> Activity: Print every record below exactly, minus the pictures.

> Supplied data:
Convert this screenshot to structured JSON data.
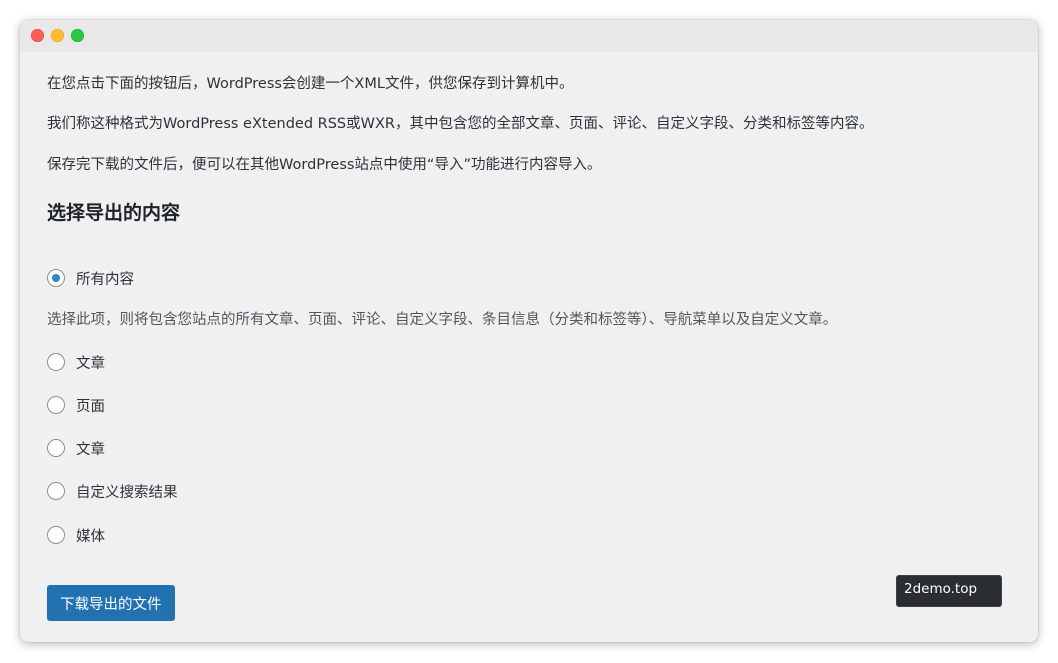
{
  "window": {
    "controls": [
      "close",
      "minimize",
      "maximize"
    ]
  },
  "intro": {
    "p1": "在您点击下面的按钮后，WordPress会创建一个XML文件，供您保存到计算机中。",
    "p2": "我们称这种格式为WordPress eXtended RSS或WXR，其中包含您的全部文章、页面、评论、自定义字段、分类和标签等内容。",
    "p3": "保存完下载的文件后，便可以在其他WordPress站点中使用“导入”功能进行内容导入。"
  },
  "section": {
    "title": "选择导出的内容"
  },
  "options": [
    {
      "label": "所有内容",
      "checked": true
    },
    {
      "label": "文章",
      "checked": false
    },
    {
      "label": "页面",
      "checked": false
    },
    {
      "label": "文章",
      "checked": false
    },
    {
      "label": "自定义搜索结果",
      "checked": false
    },
    {
      "label": "媒体",
      "checked": false
    }
  ],
  "all_content_description": "选择此项，则将包含您站点的所有文章、页面、评论、自定义字段、条目信息（分类和标签等）、导航菜单以及自定义文章。",
  "actions": {
    "download_label": "下载导出的文件"
  },
  "watermark": {
    "text": "2demo.top"
  },
  "colors": {
    "primary": "#2271b1",
    "radio_checked": "#3582c4",
    "background": "#f0f0f1",
    "text": "#1d2327"
  }
}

> Answer box:
Convert this screenshot to structured JSON data.
{
  "window": {
    "controls": [
      "close",
      "minimize",
      "maximize"
    ]
  },
  "intro": {
    "p1": "在您点击下面的按钮后，WordPress会创建一个XML文件，供您保存到计算机中。",
    "p2": "我们称这种格式为WordPress eXtended RSS或WXR，其中包含您的全部文章、页面、评论、自定义字段、分类和标签等内容。",
    "p3": "保存完下载的文件后，便可以在其他WordPress站点中使用“导入”功能进行内容导入。"
  },
  "section": {
    "title": "选择导出的内容"
  },
  "options": [
    {
      "label": "所有内容",
      "checked": true
    },
    {
      "label": "文章",
      "checked": false
    },
    {
      "label": "页面",
      "checked": false
    },
    {
      "label": "文章",
      "checked": false
    },
    {
      "label": "自定义搜索结果",
      "checked": false
    },
    {
      "label": "媒体",
      "checked": false
    }
  ],
  "all_content_description": "选择此项，则将包含您站点的所有文章、页面、评论、自定义字段、条目信息（分类和标签等）、导航菜单以及自定义文章。",
  "actions": {
    "download_label": "下载导出的文件"
  },
  "watermark": {
    "text": "2demo.top"
  },
  "colors": {
    "primary": "#2271b1",
    "radio_checked": "#3582c4",
    "background": "#f0f0f1",
    "text": "#1d2327"
  }
}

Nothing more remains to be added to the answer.